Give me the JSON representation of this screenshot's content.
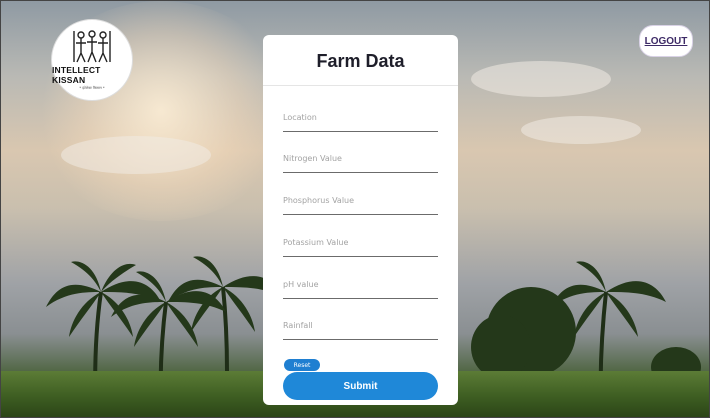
{
  "logo": {
    "title": "INTELLECT KISSAN",
    "tagline": "* इंटेलेक्ट किसान *"
  },
  "header": {
    "logout_label": "LOGOUT"
  },
  "form": {
    "title": "Farm Data",
    "fields": [
      {
        "placeholder": "Location",
        "value": ""
      },
      {
        "placeholder": "Nitrogen Value",
        "value": ""
      },
      {
        "placeholder": "Phosphorus Value",
        "value": ""
      },
      {
        "placeholder": "Potassium Value",
        "value": ""
      },
      {
        "placeholder": "pH value",
        "value": ""
      },
      {
        "placeholder": "Rainfall",
        "value": ""
      }
    ],
    "reset_label": "Reset",
    "submit_label": "Submit"
  },
  "colors": {
    "accent": "#1f88d8",
    "logout_text": "#3d2a66"
  }
}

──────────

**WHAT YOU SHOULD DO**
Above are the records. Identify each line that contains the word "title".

**EXERCISE ANSWER**
    "title": "INTELLECT KISSAN",
    "title": "Farm Data",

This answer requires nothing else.